Immigration is a thorny issue the world over and Japan is not immune to it since its tough stance and refusal to take large numbers of refugees draws criticism from nations with more open policies. Whether this criticism is fair or not is put to the side in Passage of Life, as drama trumps politics.
One of two films at the Osaka Asian Film Festival looking at the immigrant experience of people who are of Burmese extraction and living in Japan, the other being Kyi Phyu Shin’s My Country, My Home (2018), it is shot with remarkable confidence considering it is the feature debut from Osaka-born director Akio Fujimoto, who uses a documentary film style to show the uncertainties of life as an immigrant feeling the pull of two different cultures.
Passage of Life shows the lives of a Burmese family in two parts. The first half of the film quickly establishes the circumstances of a family that immigrated to Japan with no visa. The family consists of Khin (Khin Myat Thu), her husband Issace and their two boys, 7-year-old Kaung (Kaung Myat Thu) and his younger brother Htet (Htet Myat Naing). The boys were born in Myanmar but raised in Japan and they are happy. In scenes straight from normality, they play with Japanese friends in shotengai and their neighbourhood, clearly unconcerned about their heritage. Their parents are more worried because without the proper paperwork a secure life is impossible and we understand their plight. There can be no legitimate employment for Issace and Khin who make do with illegal jobs at a restaurant and laundrette respectively and government workers make life difficult with house calls and formal checks. All hope lies with obtaining political refugee status, which they have been refused in the past.

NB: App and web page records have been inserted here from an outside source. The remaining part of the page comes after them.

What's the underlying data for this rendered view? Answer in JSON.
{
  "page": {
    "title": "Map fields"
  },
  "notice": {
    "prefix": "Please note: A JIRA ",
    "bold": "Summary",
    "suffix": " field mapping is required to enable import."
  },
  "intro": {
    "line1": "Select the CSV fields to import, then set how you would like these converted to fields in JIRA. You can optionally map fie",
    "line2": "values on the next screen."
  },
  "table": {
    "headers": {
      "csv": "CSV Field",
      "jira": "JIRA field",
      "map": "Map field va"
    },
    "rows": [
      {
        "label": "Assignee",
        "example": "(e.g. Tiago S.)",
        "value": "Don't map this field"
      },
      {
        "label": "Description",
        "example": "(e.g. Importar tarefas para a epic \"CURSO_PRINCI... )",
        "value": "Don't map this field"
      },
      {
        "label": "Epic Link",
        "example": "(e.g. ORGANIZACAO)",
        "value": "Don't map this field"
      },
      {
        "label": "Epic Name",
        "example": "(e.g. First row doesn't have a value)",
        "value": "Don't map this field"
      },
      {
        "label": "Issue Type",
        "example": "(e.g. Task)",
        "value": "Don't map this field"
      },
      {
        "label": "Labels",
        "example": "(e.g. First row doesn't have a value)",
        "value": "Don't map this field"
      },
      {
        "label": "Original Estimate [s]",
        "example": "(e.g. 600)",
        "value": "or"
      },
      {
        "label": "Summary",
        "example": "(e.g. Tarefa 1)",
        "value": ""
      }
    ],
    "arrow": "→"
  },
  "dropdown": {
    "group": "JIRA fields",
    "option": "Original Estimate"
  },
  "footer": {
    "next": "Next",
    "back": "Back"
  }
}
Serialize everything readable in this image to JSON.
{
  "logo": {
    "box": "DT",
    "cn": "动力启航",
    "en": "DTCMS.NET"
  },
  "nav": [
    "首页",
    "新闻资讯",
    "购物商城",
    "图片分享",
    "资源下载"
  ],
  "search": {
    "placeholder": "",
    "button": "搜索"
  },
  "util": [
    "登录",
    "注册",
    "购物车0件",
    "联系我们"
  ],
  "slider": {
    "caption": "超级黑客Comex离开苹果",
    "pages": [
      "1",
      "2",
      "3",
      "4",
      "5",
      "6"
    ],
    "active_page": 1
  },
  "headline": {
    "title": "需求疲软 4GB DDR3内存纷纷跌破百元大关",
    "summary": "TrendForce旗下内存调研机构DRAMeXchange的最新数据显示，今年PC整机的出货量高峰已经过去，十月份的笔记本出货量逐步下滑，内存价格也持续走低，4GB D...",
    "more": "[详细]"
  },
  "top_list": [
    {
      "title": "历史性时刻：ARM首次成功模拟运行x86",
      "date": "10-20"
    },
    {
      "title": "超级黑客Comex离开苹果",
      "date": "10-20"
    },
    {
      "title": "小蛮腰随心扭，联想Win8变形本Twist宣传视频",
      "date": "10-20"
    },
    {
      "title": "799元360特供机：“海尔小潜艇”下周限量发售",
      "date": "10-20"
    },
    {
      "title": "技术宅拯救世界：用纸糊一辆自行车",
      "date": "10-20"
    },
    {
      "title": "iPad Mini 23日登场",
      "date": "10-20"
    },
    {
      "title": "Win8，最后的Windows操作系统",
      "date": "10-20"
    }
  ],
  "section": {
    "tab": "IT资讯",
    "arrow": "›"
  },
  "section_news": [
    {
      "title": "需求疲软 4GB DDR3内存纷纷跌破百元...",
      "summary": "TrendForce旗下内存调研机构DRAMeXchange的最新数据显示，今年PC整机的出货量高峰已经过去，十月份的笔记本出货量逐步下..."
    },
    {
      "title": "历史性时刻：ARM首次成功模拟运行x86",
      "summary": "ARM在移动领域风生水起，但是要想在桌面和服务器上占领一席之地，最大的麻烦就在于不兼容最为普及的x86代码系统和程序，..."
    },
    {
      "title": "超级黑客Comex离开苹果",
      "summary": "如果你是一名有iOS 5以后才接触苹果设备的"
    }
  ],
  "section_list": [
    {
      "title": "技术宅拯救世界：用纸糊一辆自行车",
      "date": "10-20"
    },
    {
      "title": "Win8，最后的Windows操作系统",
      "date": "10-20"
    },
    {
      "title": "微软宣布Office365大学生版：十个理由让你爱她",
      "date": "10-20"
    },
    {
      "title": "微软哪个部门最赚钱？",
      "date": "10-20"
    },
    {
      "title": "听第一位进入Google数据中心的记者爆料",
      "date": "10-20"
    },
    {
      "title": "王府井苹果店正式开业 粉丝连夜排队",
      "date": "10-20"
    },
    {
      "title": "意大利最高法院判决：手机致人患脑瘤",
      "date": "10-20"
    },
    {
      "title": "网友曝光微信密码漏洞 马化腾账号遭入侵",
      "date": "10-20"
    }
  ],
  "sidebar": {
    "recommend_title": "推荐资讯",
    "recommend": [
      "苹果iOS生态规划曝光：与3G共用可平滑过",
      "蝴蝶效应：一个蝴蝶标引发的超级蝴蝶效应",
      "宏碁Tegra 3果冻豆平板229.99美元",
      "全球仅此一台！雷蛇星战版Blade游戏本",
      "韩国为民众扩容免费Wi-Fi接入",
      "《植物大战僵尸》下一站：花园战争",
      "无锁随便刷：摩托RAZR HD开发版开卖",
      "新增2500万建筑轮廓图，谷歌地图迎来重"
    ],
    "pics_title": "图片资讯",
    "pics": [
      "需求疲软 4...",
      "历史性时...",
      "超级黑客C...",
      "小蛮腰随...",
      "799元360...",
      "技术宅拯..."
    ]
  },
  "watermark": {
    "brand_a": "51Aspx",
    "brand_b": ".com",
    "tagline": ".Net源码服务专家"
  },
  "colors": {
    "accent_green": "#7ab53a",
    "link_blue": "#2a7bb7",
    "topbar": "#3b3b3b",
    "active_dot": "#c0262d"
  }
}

This uncertainty is captured by a documentary like style on handheld digital cameras with long sequences of normality and tension uninterrupted by intrusive editing. There are many shots of the family preparing for school, commuting by train to work, visiting members of their community that have a feeling of intimacy, especially as the boys play and fight quite often and the parents quarrel. Perhaps it is a result of filming in small spaces like the apartment the family uses, but there is the sense of being trapped which grows when we see Issace dealing with polite but cold bureaucrats who urge them to leave the country and also the shame they feel having to accept donations from friends. The stress is too much for Khin whose face is a grim mask of unhappiness throughout most of proceedings and it is little surprise when she is hospitalised with depression. This leads to a firm break in the narrative as the conflict between Issace over staying or going crescendoes and Khin decides to take the kids back to Burma.
Whether this is an act of selfishness or a necessary measure is debatable but what is certain is that the film does well in depicting what problems arise from being paperless citizens and the psychological toll it takes on people who lose their humanity and live with constant uncertainty. Which isn’t to say the film is political. Indeed, it grows greater in impact as it switches its focus to depict the inner struggles of Kaung who has to deal with a great change in his environment.
While Htet is young and able to adapt quickly, the slightly older Kaung already has a sense of identity as a Japanese child. The films wants the audience to identify with him and succeeds in making us do so. He speaks Japanese and seems to act Japanese. His clothes are markedly better than those of others and he cannot speak to the locals who take to mocking him and so the problems of taking a kid out of their environment is felt with every scene in Burma where Kaung regards the more chaotic world with horror and bewilderment. He has an open and expressive face and an energy that fluctuates between loveable and rebellious and so when he says he hates something, boy does he mean it and he hates Burma. He lists his complaints and his concerns grow as he mulls over his lack of connection with his father. These kids are untrained actors but both of boys are Khin’s real-life sons, which explains why the scenes where they argue hold power. Then the boys make connections with their mother country and that tight camera work feels freer and more expansive as they roam the streets and get to know people. The place may be dirty and dangerous, noisy and crowded (contrasts shown simply and cleanly on screen) but it holds possibilities, the lights and colours of the city looking exciting. The change in behaviour is remarkable but believable. The tug of their Japanese identity and messy transnational politics remain but there’s the suggestion of moving forward as well as the greater sense of international relations between Japan and Burma. This makes the film worth watching but it’s the human drama at the centre, which defines everything.
Fujimoto worked with non-professional actors and their efforts ensured the film won the Spirit of Asia Award, given by the Japan Foundation Asia Center as well as winning the Asian Future competition at last year’s Tokyo International Film Festival. These accolades are well deserved, even if the politics of Burma and immigration are not directly confronted. This is the story of a family and they are just as important as any weighty issues and they open a window on Japan’s connection with Burma and Asia as a whole.
Passage of Life was shown at the Osaka Asian Film Festival on March 13 and 16.